5 Steps to Choosing a Bathtub

Compared to other furnishings, a bathtub is a more costly item and may be with you for over a decade. However, purchasing a low-quality or unsuitable bathtub can lead to frustration and ultimately cost you thousands of dollars to replace, which is highly impractical. If you want to turn it into a space for relaxation, revitalization, and personal enjoyment, you should spend more time choosing the bathtub of your dreams. If you're unsure how to proceed, don't worry, Giving Tree Home will provide you with some helpful suggestions to expedite this process. It's simple and only takes 5 steps!

Step1: Determine the Size

Choosing the right bathtub size is crucial. Regardless of your preferred style or design, the bathtub needs to fit both your bathroom space and your body size.

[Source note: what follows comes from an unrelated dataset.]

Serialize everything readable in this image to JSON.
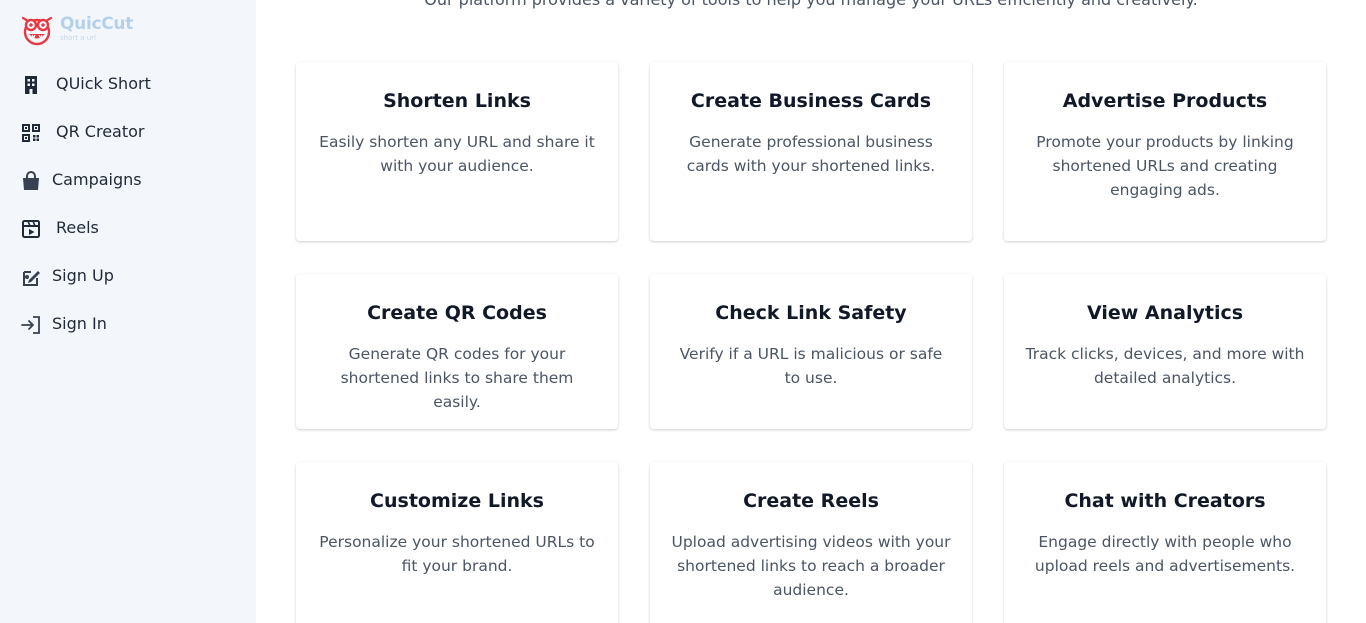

If your bathroom is small, a 47''-55'' may be the best choice. These sizes usually don't take up much space, and some 47'' bathtubs come with built-in seats, allowing you to sit while bathing.

If your bathroom is moderately sized, you have a wider range of options. You won't need to worry as much about whether the bathtub size matches your bathroom, but it might be best to avoid round bathtubs. Even small round bathtubs can occupy more space.

If you have a large bathroom, consider Giving Tree Home's 65'' bathtubs. These bathtubs not only fit well in larger spaces but also offer more design options, allowing you to lie more comfortably and fill the bathroom space without it feeling empty.

Additionally, the water capacity of the bathtub is an often overlooked aspect. It depends on the height from the bottom to the overflow drain, determining the effective soaking depth. Only a soaking depth sufficient to cover your chest can provide a more comfortable bathing experience.

Step 2: Features Selection

This depends on what you want to achieve to enhance your bathing experience.

If you're an athlete or manual laborer, an air tub or whirlpool tub might be more suitable for you, as it can help relieve muscle fatigue through bubble-based full-body massages.

For users who enjoy watching shows or reading while bathing, selecting a bathtub with good insulation is important. A hot tub, heated continuously by electricity or natural gas, comes at a higher price; while bathtubs with built-in insulation layers extend insulation time through structural design, offering better value for money.

Additionally, for those who dislike cleaning, it's important to choose a bathtub with overflow and offset drainage. The overflow prevents water from spilling over, keeping the floor dry; while the offset drainage prevents odors from escaping.

Step 4: Budget Planning

This may be one of the primary considerations for consumers, as no one is uninterested in price! Typically, we believe that the main reasons for price differences in bathtubs are brand, features, or materials, and it's important to emphasize never compromising quality for the sake of price!

Many people lean towards well-known brands, but this also means higher prices, because some bathtubs sold on established websites may be triple or even quadruple the price of other brands, which is clearly not cost-effective. In similar situations, differences in bathtub costs come from craftsmanship, but they shouldn't result in such huge price variations because bathtubs, as products, don't involve much technical complexity. Certain well-known brands allocate a significant portion of their costs to marketing, hence their prices are higher than the market average.

Traditional soaking tub prices typically range from $700 to $2000, with some possibly exceeding this range but still remaining reasonable. Bathtubs integrated with electronic massage features may cost as much as $7000 or even higher.

While brands and features are relatively easy for consumers to identify, materials may be less familiar, especially for non-professionals. Generally, materials are roughly ranked in terms of price as follows: cast iron >> steel >> stone resin >> acrylic >> fiberglass.

Step 5: Material Selection

In the previous step, we discussed the impact of materials on prices. Here, we'll focus on how materials affect usage and maintenance.

If you're planning to independently complete your bathroom renovation, it's best to use acrylic, fiberglass, or resin stone. These three bathtub materials are lightweight, allowing users to transport and install them without relying on external teams.

If you're concerned about the bathtub becoming scratched over time due to external forces, it's advisable to choose acrylic or resin stone. These two materials have a certain degree of repairability, and minor scratches can be repaired with sandpaper, provided the surface finish is matte rather than glossy.

← Acrylic Tub           Stone Resin Tub→

If you're considering it as a lifelong investment, then cast iron and copper may be the best options. They are resistant to damage or deformation from external forces, and you don't have to worry about their aesthetics because they're usually coated with a layer of enamel.


In conclusion, choosing the perfect bathtub involves a thoughtful balance of practical considerations, personal preferences, and budgetary constraints. By carefully evaluating space limitations, material durability, installation requirements, desired features, maintenance needs, stylistic harmony, and budget planning, you can create a luxurious bathing oasis that enhances your daily routine and promotes relaxation and rejuvenation.